### How to complete this task
For each line of the data that includes the word "time", copy the line.

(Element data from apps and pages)
+ + + + +

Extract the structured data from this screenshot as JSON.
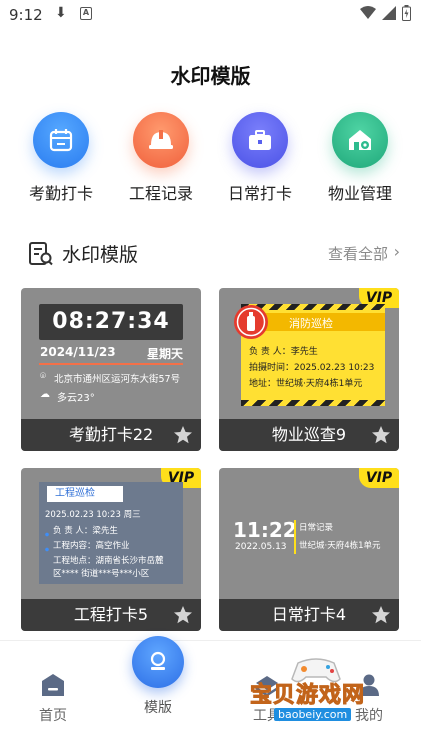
{
  "status": {
    "time": "9:12",
    "a_label": "A"
  },
  "page": {
    "title": "水印模版"
  },
  "categories": [
    {
      "label": "考勤打卡",
      "icon": "calendar-icon",
      "color": "#3e8ef7"
    },
    {
      "label": "工程记录",
      "icon": "hardhat-icon",
      "color": "#f6774e"
    },
    {
      "label": "日常打卡",
      "icon": "briefcase-icon",
      "color": "#5860ee"
    },
    {
      "label": "物业管理",
      "icon": "house-gear-icon",
      "color": "#2dbb8e"
    }
  ],
  "section": {
    "title": "水印模版",
    "more": "查看全部"
  },
  "cards": [
    {
      "name": "考勤打卡22",
      "time": "08:27:34",
      "date": "2024/11/23",
      "weekday": "星期天",
      "address": "北京市通州区运河东大街57号",
      "weather": "多云23°"
    },
    {
      "name": "物业巡查9",
      "vip": "VIP",
      "header": "消防巡检",
      "l1": "负 责 人：李先生",
      "l2": "拍摄时间：2025.02.23  10:23",
      "l3": "地址：世纪城·天府4栋1单元"
    },
    {
      "name": "工程打卡5",
      "vip": "VIP",
      "header": "工程巡检",
      "l1": "2025.02.23  10:23  周三",
      "l2": "负 责 人：梁先生",
      "l3": "工程内容：高空作业",
      "l4": "工程地点：湖南省长沙市岳麓",
      "l5": "区**** 街道***号***小区"
    },
    {
      "name": "日常打卡4",
      "vip": "VIP",
      "time": "11:22",
      "date": "2022.05.13",
      "l1": "日常记录",
      "l2": "世纪城·天府4栋1单元"
    }
  ],
  "nav": {
    "home": "首页",
    "template": "模版",
    "tools": "工具",
    "mine": "我的"
  },
  "watermark": {
    "text": "宝贝游戏网",
    "url": "baobeiy.com"
  }
}
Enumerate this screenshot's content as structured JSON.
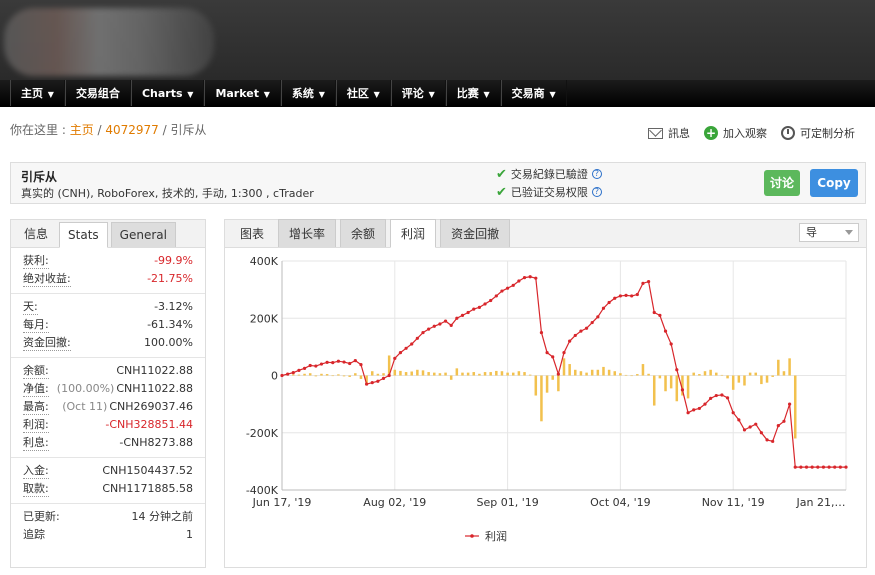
{
  "nav": [
    "主页",
    "交易组合",
    "Charts",
    "Market",
    "系统",
    "社区",
    "评论",
    "比赛",
    "交易商"
  ],
  "nav_has_caret": [
    true,
    false,
    true,
    true,
    true,
    true,
    true,
    true,
    true
  ],
  "breadcrumb": {
    "prefix": "你在这里 : ",
    "home": "主页",
    "sep1": " / ",
    "account": "4072977",
    "sep2": " / ",
    "current": "引斥从"
  },
  "actions": {
    "messages": "訊息",
    "watch": "加入观察",
    "analysis": "可定制分析"
  },
  "account": {
    "name": "引斥从",
    "description": "真实的 (CNH), RoboForex, 技术的, 手动, 1:300 , cTrader",
    "verified_records": "交易紀錄已驗證",
    "verified_privileges": "已验证交易权限",
    "discuss_button": "讨论",
    "copy_button": "Copy"
  },
  "left_tabs": [
    "信息",
    "Stats",
    "General"
  ],
  "stats_groups": [
    [
      {
        "k": "获利:",
        "v": "-99.9%",
        "red": true
      },
      {
        "k": "绝对收益:",
        "v": "-21.75%",
        "red": true
      }
    ],
    [
      {
        "k": "天:",
        "v": "-3.12%"
      },
      {
        "k": "每月:",
        "v": "-61.34%"
      },
      {
        "k": "资金回撤:",
        "v": "100.00%"
      }
    ],
    [
      {
        "k": "余额:",
        "v": "CNH11022.88"
      },
      {
        "k": "净值:",
        "pre": "(100.00%)",
        "v": "CNH11022.88"
      },
      {
        "k": "最高:",
        "pre": "(Oct 11)",
        "v": "CNH269037.46"
      },
      {
        "k": "利润:",
        "v": "-CNH328851.44",
        "red": true
      },
      {
        "k": "利息:",
        "v": "-CNH8273.88"
      }
    ],
    [
      {
        "k": "入金:",
        "v": "CNH1504437.52"
      },
      {
        "k": "取款:",
        "v": "CNH1171885.58"
      }
    ],
    [
      {
        "k": "已更新:",
        "v": "14 分钟之前",
        "plain": true
      },
      {
        "k": "追踪",
        "v": "1",
        "plain": true
      }
    ]
  ],
  "chart_tabs": [
    "图表",
    "增长率",
    "余额",
    "利润",
    "资金回撤"
  ],
  "chart_tab_active": 3,
  "chart_select": "导",
  "colors": {
    "line": "#d8262b",
    "bars": "#f2c14e",
    "accent_orange": "#e07b00",
    "green": "#5cb85c",
    "blue": "#3d8fe0"
  },
  "chart_data": {
    "type": "line",
    "y_ticks": [
      "400K",
      "200K",
      "0",
      "-200K",
      "-400K"
    ],
    "y_values": [
      400000,
      200000,
      0,
      -200000,
      -400000
    ],
    "ylim": [
      -400000,
      400000
    ],
    "x_ticks": [
      "Jun 17, '19",
      "Aug 02, '19",
      "Sep 01, '19",
      "Oct 04, '19",
      "Nov 11, '19",
      "Jan 21,…"
    ],
    "x_tick_pos": [
      0,
      0.2,
      0.4,
      0.6,
      0.8,
      1.0
    ],
    "legend": [
      "利润"
    ],
    "series": [
      {
        "name": "利润",
        "x": [
          0,
          0.01,
          0.02,
          0.03,
          0.04,
          0.05,
          0.06,
          0.07,
          0.08,
          0.09,
          0.1,
          0.11,
          0.12,
          0.13,
          0.14,
          0.15,
          0.16,
          0.17,
          0.18,
          0.19,
          0.2,
          0.21,
          0.22,
          0.23,
          0.24,
          0.25,
          0.26,
          0.27,
          0.28,
          0.29,
          0.3,
          0.31,
          0.32,
          0.33,
          0.34,
          0.35,
          0.36,
          0.37,
          0.38,
          0.39,
          0.4,
          0.41,
          0.42,
          0.43,
          0.44,
          0.45,
          0.46,
          0.47,
          0.48,
          0.49,
          0.5,
          0.51,
          0.52,
          0.53,
          0.54,
          0.55,
          0.56,
          0.57,
          0.58,
          0.59,
          0.6,
          0.61,
          0.62,
          0.63,
          0.64,
          0.65,
          0.66,
          0.67,
          0.68,
          0.69,
          0.7,
          0.71,
          0.72,
          0.73,
          0.74,
          0.75,
          0.76,
          0.77,
          0.78,
          0.79,
          0.8,
          0.81,
          0.82,
          0.83,
          0.84,
          0.85,
          0.86,
          0.87,
          0.88,
          0.89,
          0.9,
          0.91,
          0.92,
          0.93,
          0.94,
          0.95,
          0.96,
          0.97,
          0.98,
          0.99,
          1.0
        ],
        "values": [
          0,
          5000,
          10000,
          18000,
          25000,
          35000,
          33000,
          40000,
          46000,
          45000,
          50000,
          47000,
          42000,
          52000,
          38000,
          -30000,
          -25000,
          -20000,
          -10000,
          0,
          60000,
          80000,
          95000,
          110000,
          130000,
          150000,
          162000,
          172000,
          180000,
          190000,
          175000,
          200000,
          210000,
          220000,
          232000,
          238000,
          250000,
          262000,
          278000,
          295000,
          305000,
          315000,
          330000,
          342000,
          345000,
          340000,
          150000,
          80000,
          65000,
          5000,
          80000,
          120000,
          140000,
          155000,
          165000,
          185000,
          205000,
          235000,
          255000,
          270000,
          278000,
          280000,
          278000,
          283000,
          322000,
          328000,
          220000,
          210000,
          155000,
          110000,
          20000,
          -50000,
          -130000,
          -120000,
          -115000,
          -100000,
          -80000,
          -70000,
          -68000,
          -78000,
          -130000,
          -155000,
          -190000,
          -180000,
          -170000,
          -200000,
          -225000,
          -230000,
          -175000,
          -160000,
          -100000,
          -320000,
          -320000,
          -320000,
          -320000,
          -320000,
          -320000,
          -320000,
          -320000,
          -320000,
          -320000
        ]
      }
    ],
    "bars": {
      "name": "daily",
      "values": [
        0,
        3000,
        4000,
        3000,
        6000,
        8000,
        -3000,
        6000,
        5000,
        -2000,
        4000,
        -3000,
        -5000,
        8000,
        -12000,
        -30000,
        15000,
        6000,
        8000,
        70000,
        20000,
        16000,
        12000,
        14000,
        20000,
        18000,
        12000,
        10000,
        8000,
        10000,
        -15000,
        25000,
        10000,
        10000,
        12000,
        6000,
        12000,
        12000,
        16000,
        15000,
        10000,
        10000,
        15000,
        12000,
        3000,
        -70000,
        -160000,
        -60000,
        -15000,
        -55000,
        60000,
        40000,
        20000,
        15000,
        10000,
        20000,
        20000,
        30000,
        20000,
        15000,
        8000,
        2000,
        -2000,
        5000,
        40000,
        6000,
        -105000,
        -10000,
        -55000,
        -45000,
        -90000,
        -70000,
        -80000,
        10000,
        5000,
        15000,
        20000,
        10000,
        2000,
        -10000,
        -50000,
        -25000,
        -35000,
        10000,
        10000,
        -30000,
        -25000,
        -5000,
        55000,
        15000,
        60000,
        -220000,
        0,
        0,
        0,
        0,
        0,
        0,
        0,
        0,
        0
      ]
    }
  }
}
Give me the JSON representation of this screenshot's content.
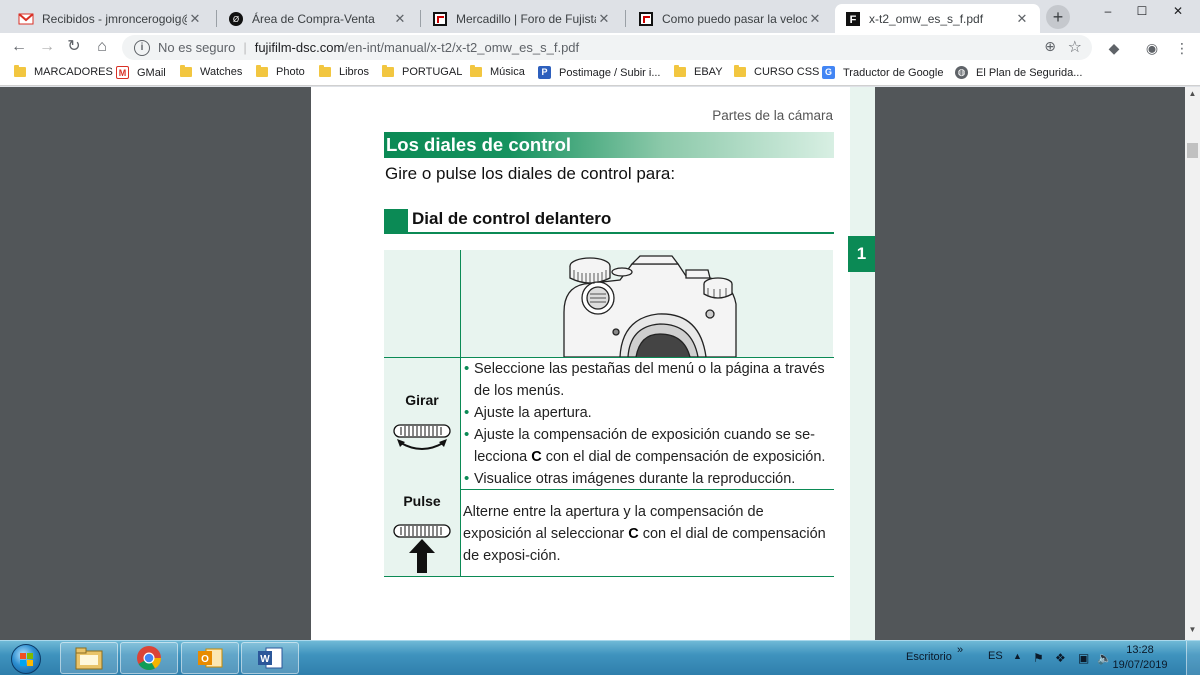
{
  "browser": {
    "tabs": [
      {
        "title": "Recibidos - jmroncerogoig@gm",
        "icon": "gmail-icon"
      },
      {
        "title": "Área de Compra-Venta",
        "icon": "forum-icon"
      },
      {
        "title": "Mercadillo | Foro de Fujistas",
        "icon": "fujistas-icon"
      },
      {
        "title": "Como puedo pasar la velocidad",
        "icon": "fujistas-icon"
      },
      {
        "title": "x-t2_omw_es_s_f.pdf",
        "icon": "fujifilm-icon"
      }
    ],
    "new_tab_label": "+",
    "window_controls": {
      "minimize": "–",
      "maximize": "☐",
      "close": "✕"
    },
    "nav": {
      "back": "←",
      "forward": "→",
      "reload": "↻",
      "home": "⌂"
    },
    "address": {
      "security_label": "No es seguro",
      "host": "fujifilm-dsc.com",
      "path": "/en-int/manual/x-t2/x-t2_omw_es_s_f.pdf"
    },
    "bookmarks": [
      {
        "label": "MARCADORES",
        "icon": "folder"
      },
      {
        "label": "GMail",
        "icon": "gmail"
      },
      {
        "label": "Watches",
        "icon": "folder"
      },
      {
        "label": "Photo",
        "icon": "folder"
      },
      {
        "label": "Libros",
        "icon": "folder"
      },
      {
        "label": "PORTUGAL",
        "icon": "folder"
      },
      {
        "label": "Música",
        "icon": "folder"
      },
      {
        "label": "Postimage / Subir i...",
        "icon": "postimage"
      },
      {
        "label": "EBAY",
        "icon": "folder"
      },
      {
        "label": "CURSO CSS",
        "icon": "folder"
      },
      {
        "label": "Traductor de Google",
        "icon": "translate"
      },
      {
        "label": "El Plan de Segurida...",
        "icon": "globe"
      }
    ]
  },
  "document": {
    "header_label": "Partes de la cámara",
    "chapter_number": "1",
    "section_title": "Los diales de control",
    "intro": "Gire o pulse los diales de control para:",
    "subsection_title": "Dial de control delantero",
    "rows": {
      "rotate": {
        "label": "Girar",
        "bullets": [
          "Seleccione las pestañas del menú o la página a través de los menús.",
          "Ajuste la apertura.",
          "Ajuste la compensación de exposición cuando se se-",
          "Visualice otras imágenes durante la reproducción."
        ],
        "bullet3_mark": "C",
        "bullet3_cont": " con el dial de compensación de exposición.",
        "bullet3_prefix": "lecciona "
      },
      "press": {
        "label": "Pulse",
        "text_before": "Alterne entre la apertura y la compensación de exposición al seleccionar ",
        "mark": "C",
        "text_after": " con el dial de compensación de exposi-ción."
      }
    },
    "accent_color": "#0b8a55"
  },
  "taskbar": {
    "apps": [
      "file-explorer",
      "chrome",
      "outlook",
      "word"
    ],
    "desktop_label": "Escritorio",
    "chevron": "»",
    "language": "ES",
    "tray_up": "▲",
    "time": "13:28",
    "date": "19/07/2019"
  }
}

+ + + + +

### Solution to this exercise
    "time": "9:12",
      "time": "08:27:34",
      "time": "11:22",
    "time": "13:28",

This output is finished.